California Gov. Jerry Brown signed a climate change bill Wednesday intended to increase the state’s renewable-energy use and make buildings more energy-efficient, the Los Angeles Times reported. The legislation, put forth by Brown and Sen. Kevin de León, president pro tempore of the California State Senate, had been amended to eliminate a third component that would have required reduced gasoline use on California’s streets.

Under the new law, renewable sources such as solar and wind will be required to generate 50 percent of California’s electricity by 2030. This is a significant increase from the current target of 33 percent by 2020, and Brown said the new law will help the state lead a worldwide effort and improve the health of Californians.

“This is big,” Brown said, according to the Los Angeles Times. “It’s also big because it’s local in application.”

The law will also require the state's energy efficiency to double by 2030, which means existing buildings might need to install newer appliances or improve heating and air conditioning systems.

“What we’re trying to do is facilitate, where necessary, the marketplace for energy efficiency, for building upgrades, for remodels,” said Andrew McAllister, a commissioner at the California Energy Association, the Los Angeles Times reported.

After a tug-of-war with oil companies, though, Brown and de León lost on a component of the bill that attempted to cut petroleum use by half in the state, the Associated Press reported.

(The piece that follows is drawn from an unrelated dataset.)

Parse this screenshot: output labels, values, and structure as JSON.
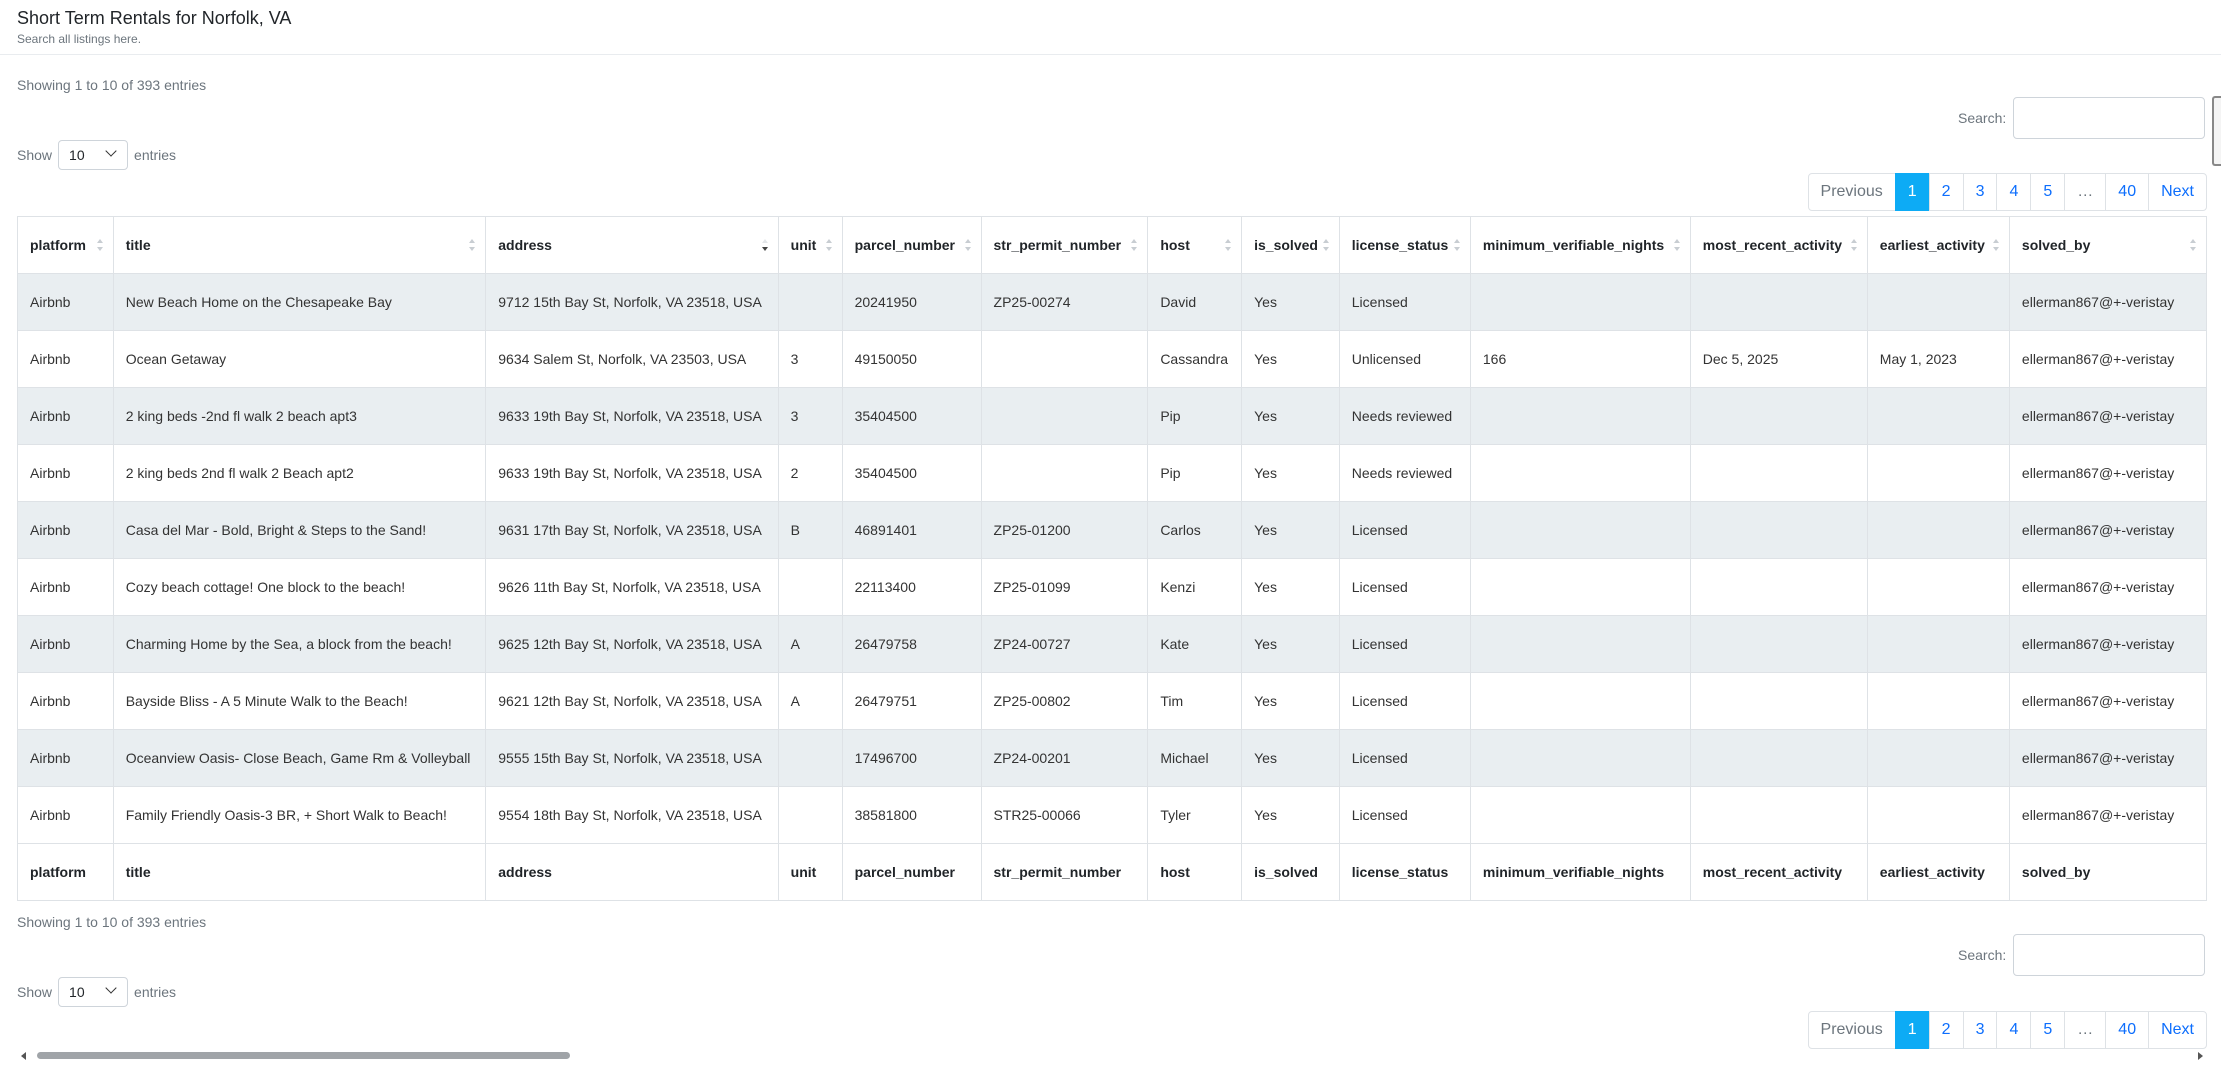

Brown and Democratic leaders blamed the loss on a multimillion-dollar advertising campaign waged by oil companies.

The law is expected to spur development of more solar and wind power plants, but experts said that new challenges could arise. Since it is difficult to predict where there will be sunshine and where it will be windy, Californians might need to invest in storage facilities and other initiatives to make sure electricity is available.